Dataset rows describing interfaces:
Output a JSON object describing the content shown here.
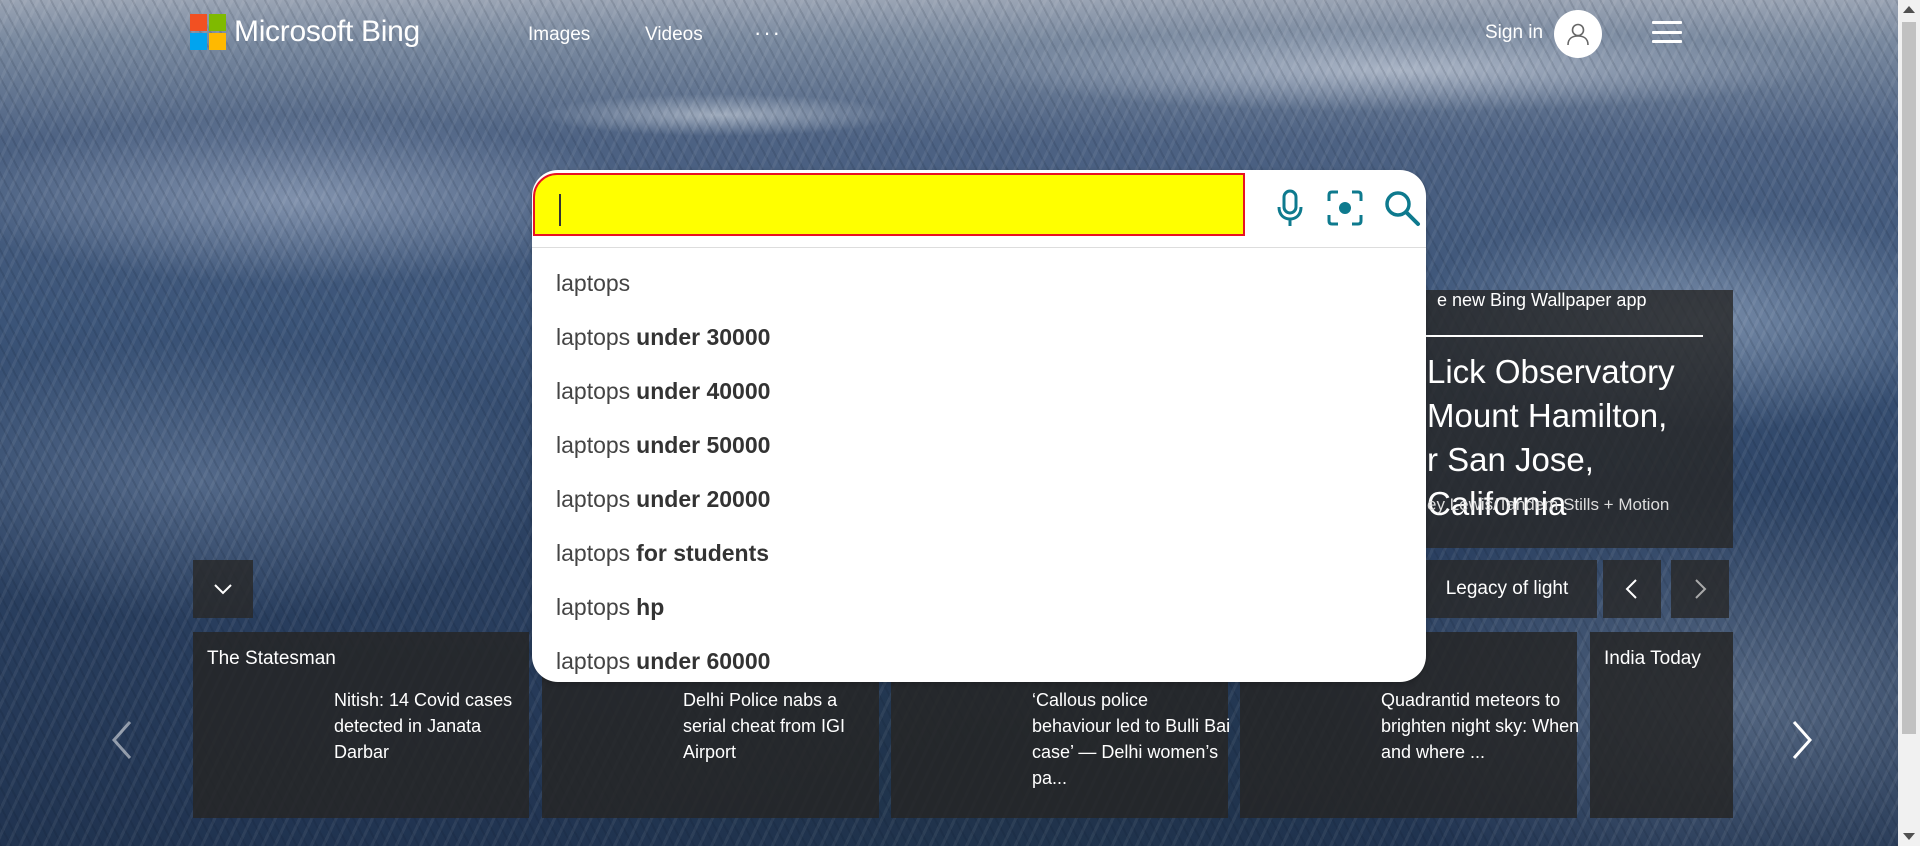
{
  "header": {
    "brand": "Microsoft Bing",
    "nav": [
      "Images",
      "Videos"
    ],
    "more": "···",
    "signin": "Sign in"
  },
  "colors": {
    "logo": [
      "#f25022",
      "#7fba00",
      "#00a4ef",
      "#ffb900"
    ],
    "search_highlight": "#ffff00",
    "search_border": "#e81123",
    "icon_accent": "#0e7a8e"
  },
  "search": {
    "value": "",
    "suggestions": [
      {
        "base": "laptops",
        "bold": ""
      },
      {
        "base": "laptops",
        "bold": "under 30000"
      },
      {
        "base": "laptops",
        "bold": "under 40000"
      },
      {
        "base": "laptops",
        "bold": "under 50000"
      },
      {
        "base": "laptops",
        "bold": "under 20000"
      },
      {
        "base": "laptops",
        "bold": "for students"
      },
      {
        "base": "laptops",
        "bold": "hp"
      },
      {
        "base": "laptops",
        "bold": "under 60000"
      }
    ],
    "icons": [
      "microphone-icon",
      "visual-search-icon",
      "search-icon"
    ]
  },
  "wallpaper": {
    "app_text": "e new Bing Wallpaper app",
    "title": "Lick Observatory Mount Hamilton, r San Jose, California",
    "title_lines": [
      "Lick Observatory",
      "Mount Hamilton,",
      "r San Jose, California"
    ],
    "credit": "ey Lewis/Tandem Stills + Motion",
    "legacy": "Legacy of light"
  },
  "news": [
    {
      "source": "The Statesman",
      "headline": "Nitish: 14 Covid cases detected in Janata Darbar"
    },
    {
      "source": "",
      "headline": "Delhi Police nabs a serial cheat from IGI Airport"
    },
    {
      "source": "",
      "headline": "‘Callous police behaviour led to Bulli Bai case’ — Delhi women’s pa..."
    },
    {
      "source": "",
      "headline": "Quadrantid meteors to brighten night sky: When and where ..."
    },
    {
      "source": "India Today",
      "headline": ""
    }
  ]
}
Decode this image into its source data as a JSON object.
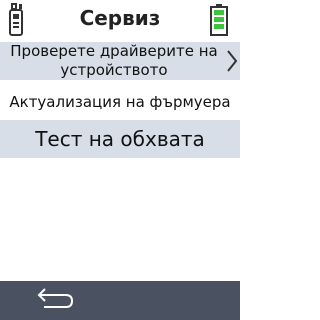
{
  "header": {
    "title": "Сервиз",
    "left_icon": "device-remote-icon",
    "right_icon": "battery-full-icon",
    "battery_color": "#3cc43c"
  },
  "menu": {
    "items": [
      {
        "label_line1": "Проверете драйверите на",
        "label_line2": "устройството",
        "icon": "chevron-right-icon"
      },
      {
        "label": "Актуализация на фърмуера"
      },
      {
        "label": "Тест на обхвата"
      }
    ]
  },
  "footer": {
    "back_icon": "back-arrow-icon",
    "background": "#4a5160"
  },
  "colors": {
    "item_highlight": "#d7dee8"
  }
}
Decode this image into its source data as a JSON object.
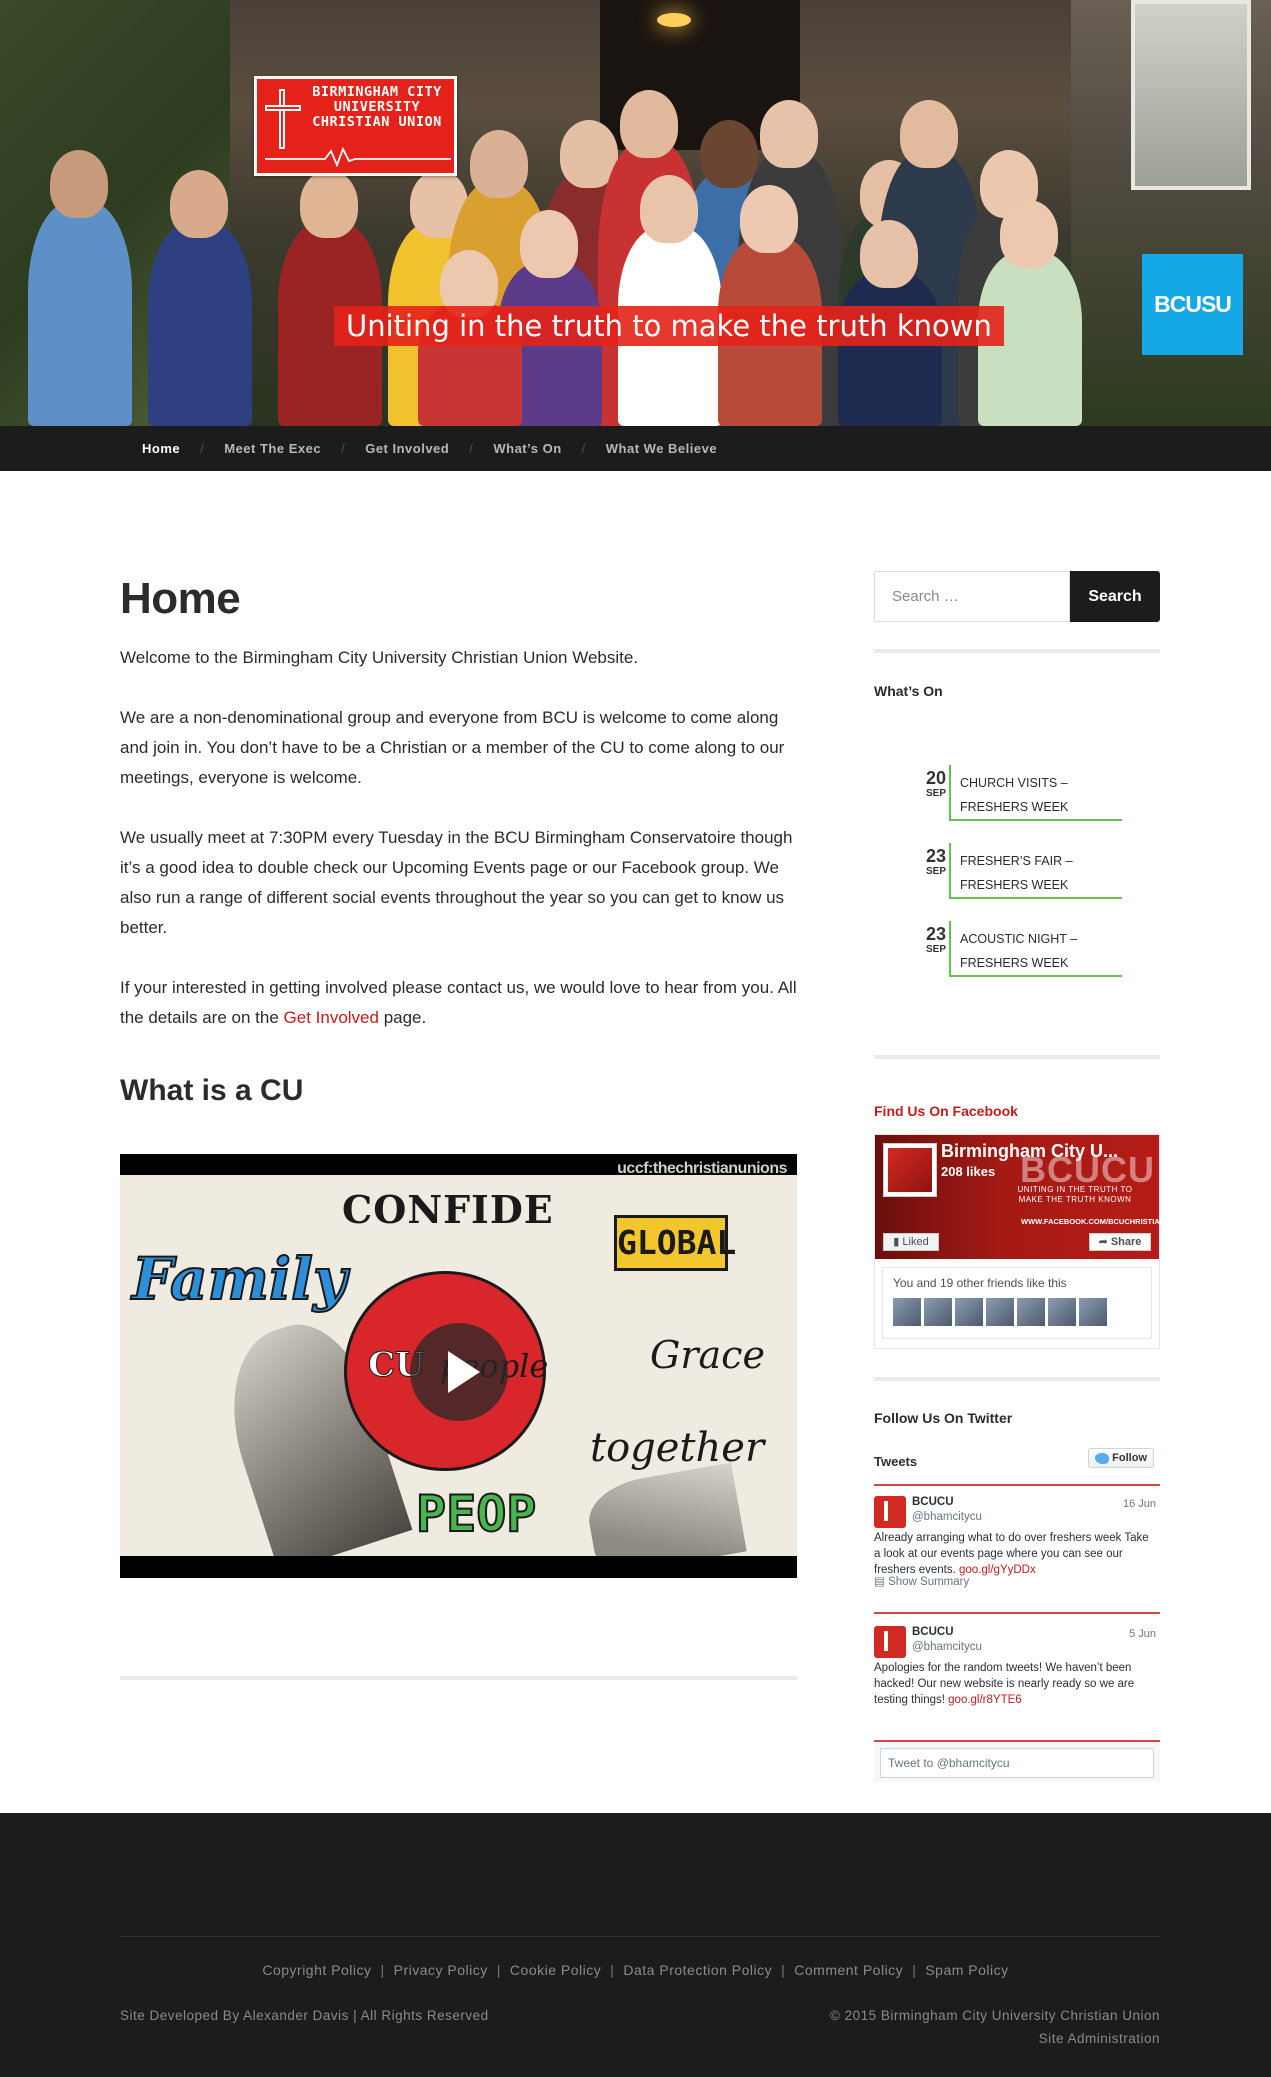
{
  "header": {
    "logo_text_line1": "BIRMINGHAM CITY",
    "logo_text_line2": "UNIVERSITY",
    "logo_text_line3": "CHRISTIAN UNION",
    "tagline": "Uniting in the truth to make the truth known",
    "union_badge": "BCUSU",
    "brand_red": "#e42219",
    "badge_blue": "#15a8e6"
  },
  "nav": {
    "items": [
      {
        "label": "Home",
        "active": true
      },
      {
        "label": "Meet The Exec",
        "active": false
      },
      {
        "label": "Get Involved",
        "active": false
      },
      {
        "label": "What’s On",
        "active": false
      },
      {
        "label": "What We Believe",
        "active": false
      }
    ],
    "separator": "/"
  },
  "main": {
    "title": "Home",
    "paragraphs": [
      "Welcome to the Birmingham City University Christian Union Website.",
      "We are a non-denominational group and everyone from BCU is welcome to come along and join in. You don’t have to be a Christian or a member of the CU to come along to our meetings, everyone is welcome.",
      "We usually meet at 7:30PM every Tuesday in the BCU Birmingham Conservatoire though it’s a good idea to double check our Upcoming Events page or our Facebook group. We also run a range of different social events throughout the year so you can get to know us better."
    ],
    "contact_text_before": "If your interested in getting involved please contact us, we would love to hear from you. All the details are on the ",
    "contact_link": "Get Involved",
    "contact_text_after": " page.",
    "subtitle": "What is a CU",
    "video": {
      "watermark": "uccf:thechristianunions",
      "words": {
        "confide": "CONFIDE",
        "global": "GLOBAL",
        "family": "Family",
        "cu": "CU",
        "people": "people",
        "grace": "Grace",
        "together": "together",
        "peop": "PEOP"
      }
    },
    "link_color": "#c51b1b"
  },
  "sidebar": {
    "search": {
      "placeholder": "Search …",
      "button": "Search"
    },
    "whats_on": {
      "title": "What’s On",
      "events": [
        {
          "day": "20",
          "month": "SEP",
          "title_line1": "Church Visits –",
          "title_line2": "Freshers Week"
        },
        {
          "day": "23",
          "month": "SEP",
          "title_line1": "Fresher’s Fair –",
          "title_line2": "Freshers Week"
        },
        {
          "day": "23",
          "month": "SEP",
          "title_line1": "Acoustic Night –",
          "title_line2": "Freshers Week"
        }
      ],
      "accent": "#66c24a"
    },
    "facebook": {
      "title": "Find Us On Facebook",
      "page_name": "Birmingham City U...",
      "likes": "208 likes",
      "cover_big": "BCUCU",
      "cover_small": "UNITING IN THE TRUTH TO MAKE THE TRUTH KNOWN",
      "cover_url": "WWW.FACEBOOK.COM/BCUCHRISTIANUNION",
      "liked_label": "Liked",
      "share_label": "Share",
      "friends_text": "You and 19 other friends like this"
    },
    "twitter": {
      "title": "Follow Us On Twitter",
      "tweets_label": "Tweets",
      "follow_label": "Follow",
      "tweets": [
        {
          "name": "BCUCU",
          "handle": "@bhamcitycu",
          "date": "16 Jun",
          "text": "Already arranging what to do over freshers week Take a look at our events page where you can see our freshers events. ",
          "link": "goo.gl/gYyDDx",
          "summary": "Show Summary"
        },
        {
          "name": "BCUCU",
          "handle": "@bhamcitycu",
          "date": "5 Jun",
          "text": "Apologies for the random tweets! We haven’t been hacked! Our new website is nearly ready so we are testing things! ",
          "link": "goo.gl/r8YTE6"
        }
      ],
      "tweet_to": "Tweet to @bhamcitycu"
    }
  },
  "footer": {
    "links": [
      "Copyright Policy",
      "Privacy Policy",
      "Cookie Policy",
      "Data Protection Policy",
      "Comment Policy",
      "Spam Policy"
    ],
    "separator": "|",
    "developer": "Site Developed By Alexander Davis  |  All Rights Reserved",
    "copyright": "© 2015 Birmingham City University Christian Union",
    "admin": "Site Administration"
  }
}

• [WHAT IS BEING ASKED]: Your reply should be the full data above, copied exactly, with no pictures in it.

• [FINISHED TASK]:
Output a JSON object describing the content shown here.
{
  "header": {
    "brand": "Microsoft Bing",
    "nav": [
      "Images",
      "Videos"
    ],
    "more": "···",
    "signin": "Sign in"
  },
  "colors": {
    "logo": [
      "#f25022",
      "#7fba00",
      "#00a4ef",
      "#ffb900"
    ],
    "search_highlight": "#ffff00",
    "search_border": "#e81123",
    "icon_accent": "#0e7a8e"
  },
  "search": {
    "value": "",
    "suggestions": [
      {
        "base": "laptops",
        "bold": ""
      },
      {
        "base": "laptops",
        "bold": "under 30000"
      },
      {
        "base": "laptops",
        "bold": "under 40000"
      },
      {
        "base": "laptops",
        "bold": "under 50000"
      },
      {
        "base": "laptops",
        "bold": "under 20000"
      },
      {
        "base": "laptops",
        "bold": "for students"
      },
      {
        "base": "laptops",
        "bold": "hp"
      },
      {
        "base": "laptops",
        "bold": "under 60000"
      }
    ],
    "icons": [
      "microphone-icon",
      "visual-search-icon",
      "search-icon"
    ]
  },
  "wallpaper": {
    "app_text": "e new Bing Wallpaper app",
    "title": "Lick Observatory Mount Hamilton, r San Jose, California",
    "title_lines": [
      "Lick Observatory",
      "Mount Hamilton,",
      "r San Jose, California"
    ],
    "credit": "ey Lewis/Tandem Stills + Motion",
    "legacy": "Legacy of light"
  },
  "news": [
    {
      "source": "The Statesman",
      "headline": "Nitish: 14 Covid cases detected in Janata Darbar"
    },
    {
      "source": "",
      "headline": "Delhi Police nabs a serial cheat from IGI Airport"
    },
    {
      "source": "",
      "headline": "‘Callous police behaviour led to Bulli Bai case’ — Delhi women’s pa..."
    },
    {
      "source": "",
      "headline": "Quadrantid meteors to brighten night sky: When and where ..."
    },
    {
      "source": "India Today",
      "headline": ""
    }
  ]
}
Decode this image into its source data as a JSON object.
{
  "header": {
    "title": "Сервиз",
    "left_icon": "device-remote-icon",
    "right_icon": "battery-full-icon",
    "battery_color": "#3cc43c"
  },
  "menu": {
    "items": [
      {
        "label_line1": "Проверете драйверите на",
        "label_line2": "устройството",
        "icon": "chevron-right-icon"
      },
      {
        "label": "Актуализация на фърмуера"
      },
      {
        "label": "Тест на обхвата"
      }
    ]
  },
  "footer": {
    "back_icon": "back-arrow-icon",
    "background": "#4a5160"
  },
  "colors": {
    "item_highlight": "#d7dee8"
  }
}
Decode this image into its source data as a JSON object.
{
  "header": {
    "logo_text_line1": "BIRMINGHAM CITY",
    "logo_text_line2": "UNIVERSITY",
    "logo_text_line3": "CHRISTIAN UNION",
    "tagline": "Uniting in the truth to make the truth known",
    "union_badge": "BCUSU",
    "brand_red": "#e42219",
    "badge_blue": "#15a8e6"
  },
  "nav": {
    "items": [
      {
        "label": "Home",
        "active": true
      },
      {
        "label": "Meet The Exec",
        "active": false
      },
      {
        "label": "Get Involved",
        "active": false
      },
      {
        "label": "What’s On",
        "active": false
      },
      {
        "label": "What We Believe",
        "active": false
      }
    ],
    "separator": "/"
  },
  "main": {
    "title": "Home",
    "paragraphs": [
      "Welcome to the Birmingham City University Christian Union Website.",
      "We are a non-denominational group and everyone from BCU is welcome to come along and join in. You don’t have to be a Christian or a member of the CU to come along to our meetings, everyone is welcome.",
      "We usually meet at 7:30PM every Tuesday in the BCU Birmingham Conservatoire though it’s a good idea to double check our Upcoming Events page or our Facebook group. We also run a range of different social events throughout the year so you can get to know us better."
    ],
    "contact_text_before": "If your interested in getting involved please contact us, we would love to hear from you. All the details are on the ",
    "contact_link": "Get Involved",
    "contact_text_after": " page.",
    "subtitle": "What is a CU",
    "video": {
      "watermark": "uccf:thechristianunions",
      "words": {
        "confide": "CONFIDE",
        "global": "GLOBAL",
        "family": "Family",
        "cu": "CU",
        "people": "people",
        "grace": "Grace",
        "together": "together",
        "peop": "PEOP"
      }
    },
    "link_color": "#c51b1b"
  },
  "sidebar": {
    "search": {
      "placeholder": "Search …",
      "button": "Search"
    },
    "whats_on": {
      "title": "What’s On",
      "events": [
        {
          "day": "20",
          "month": "SEP",
          "title_line1": "Church Visits –",
          "title_line2": "Freshers Week"
        },
        {
          "day": "23",
          "month": "SEP",
          "title_line1": "Fresher’s Fair –",
          "title_line2": "Freshers Week"
        },
        {
          "day": "23",
          "month": "SEP",
          "title_line1": "Acoustic Night –",
          "title_line2": "Freshers Week"
        }
      ],
      "accent": "#66c24a"
    },
    "facebook": {
      "title": "Find Us On Facebook",
      "page_name": "Birmingham City U...",
      "likes": "208 likes",
      "cover_big": "BCUCU",
      "cover_small": "UNITING IN THE TRUTH TO MAKE THE TRUTH KNOWN",
      "cover_url": "WWW.FACEBOOK.COM/BCUCHRISTIANUNION",
      "liked_label": "Liked",
      "share_label": "Share",
      "friends_text": "You and 19 other friends like this"
    },
    "twitter": {
      "title": "Follow Us On Twitter",
      "tweets_label": "Tweets",
      "follow_label": "Follow",
      "tweets": [
        {
          "name": "BCUCU",
          "handle": "@bhamcitycu",
          "date": "16 Jun",
          "text": "Already arranging what to do over freshers week Take a look at our events page where you can see our freshers events. ",
          "link": "goo.gl/gYyDDx",
          "summary": "Show Summary"
        },
        {
          "name": "BCUCU",
          "handle": "@bhamcitycu",
          "date": "5 Jun",
          "text": "Apologies for the random tweets! We haven’t been hacked! Our new website is nearly ready so we are testing things! ",
          "link": "goo.gl/r8YTE6"
        }
      ],
      "tweet_to": "Tweet to @bhamcitycu"
    }
  },
  "footer": {
    "links": [
      "Copyright Policy",
      "Privacy Policy",
      "Cookie Policy",
      "Data Protection Policy",
      "Comment Policy",
      "Spam Policy"
    ],
    "separator": "|",
    "developer": "Site Developed By Alexander Davis  |  All Rights Reserved",
    "copyright": "© 2015 Birmingham City University Christian Union",
    "admin": "Site Administration"
  }
}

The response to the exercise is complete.